This is the extraordinary story of Vasily B. Emelianenko, the veteran pilot of one of the Soviet Union's most contradictory planes of the Second World War – the I1-2. This heavily armoured aircraft was practically unrivalled in terms of fire power, but it was slow to manoeuvre and an easy target for fighters. I1–2 had to attack enemy flak columns at extremely low altitudes, which led to enormous tolls both in equipment and personnel.
It is no wonder then that, having flown eighty combat sorties against the Germans, Emelianenko was awarded the highest decoration – the Hero of the Soviet Union. He went on to complete a total of ninety-two sorties. His plane was shot down three times, and on each occasion he managed to pilot the damaged aircraft home, demonstrating remarkable resilience and bravery in the face of terrifying odds.
Emelianenko's vivid memoirs provide a rare insight into the reality of fighting over the Eastern Front and the tactics of the Red Army Air Force.

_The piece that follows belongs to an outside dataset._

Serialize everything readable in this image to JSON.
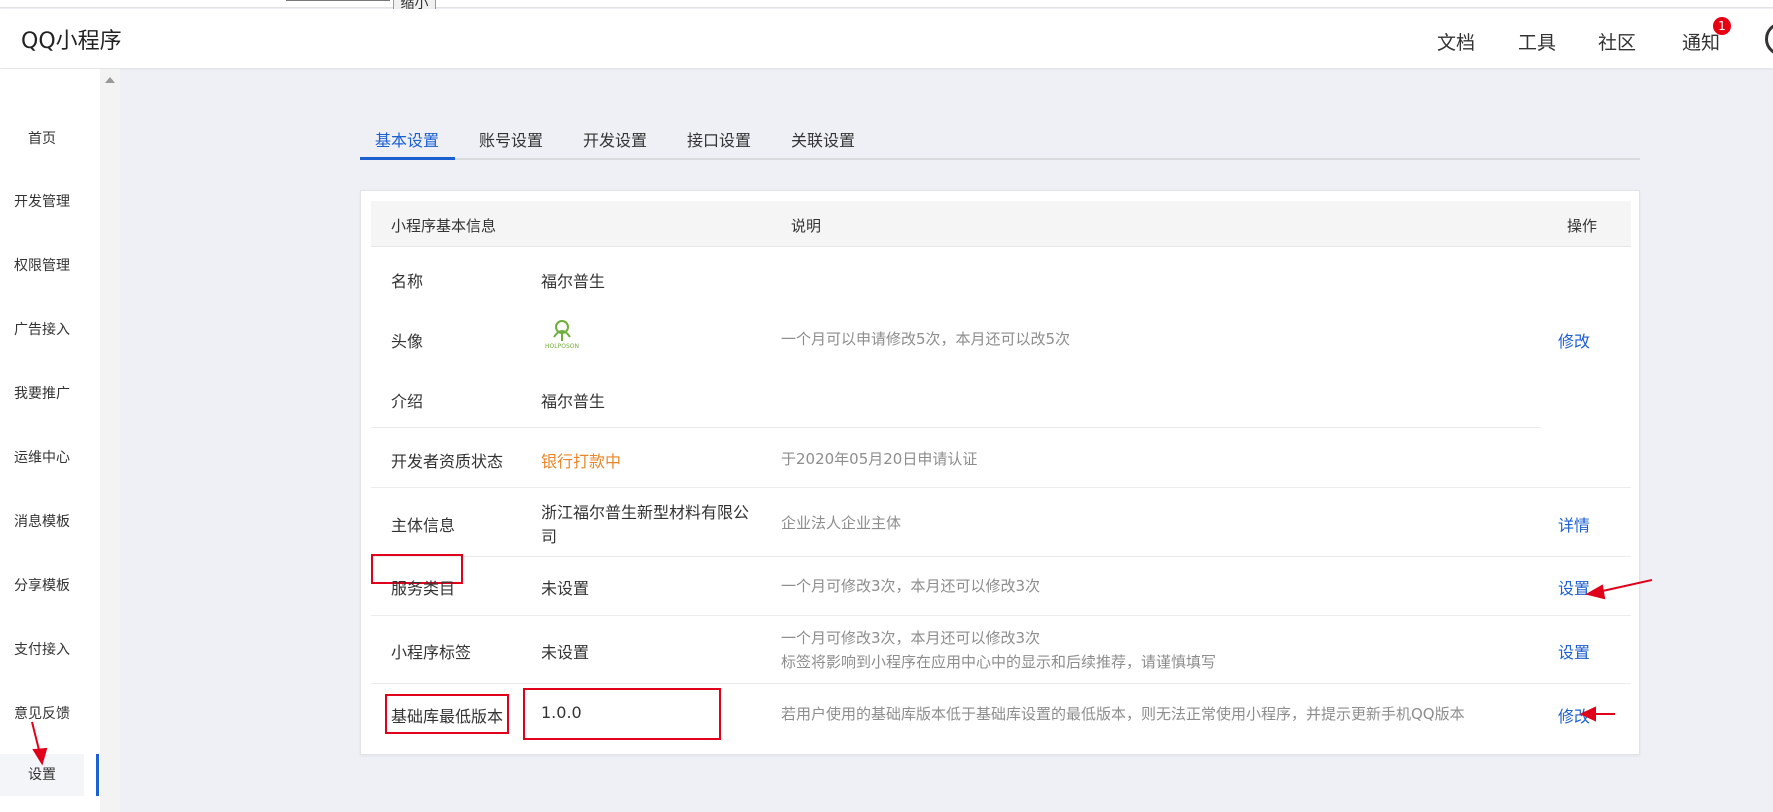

With remarkable clarity, he recalls what it was like to come face to face with a skilled, deadly and increasingly desperate enemy. Hair-raising encounters with fighters, forced landings on enemy territory, and the death of friends are all brought dramatically and movingly to life in this rare first-hand account.
Although there are several books about Luftwaffe Stuka pilots, there is almost nothing about their Soviet counterparts. This is the extraordinary story of Vasily B Emelianenko, a veteran pilotFiretrench
flying the Shturmovik ground attack aircraft.
Read the full review here.
What a masterpiece! This story instantly makes you realise why the Shturmovik was SO renowned as a ground attack aircraft - the men who flew it. The book starts by giving a fair description of the aircraft itself, which may upset some preconceived notions!Amazon Reviewer, Hassar
The men who flew these things really were the backbone of the VVS and need far greater recognition than is given by this book alone. That doesn't take anything away from Emelianenko's story, because it is too good to be ignored.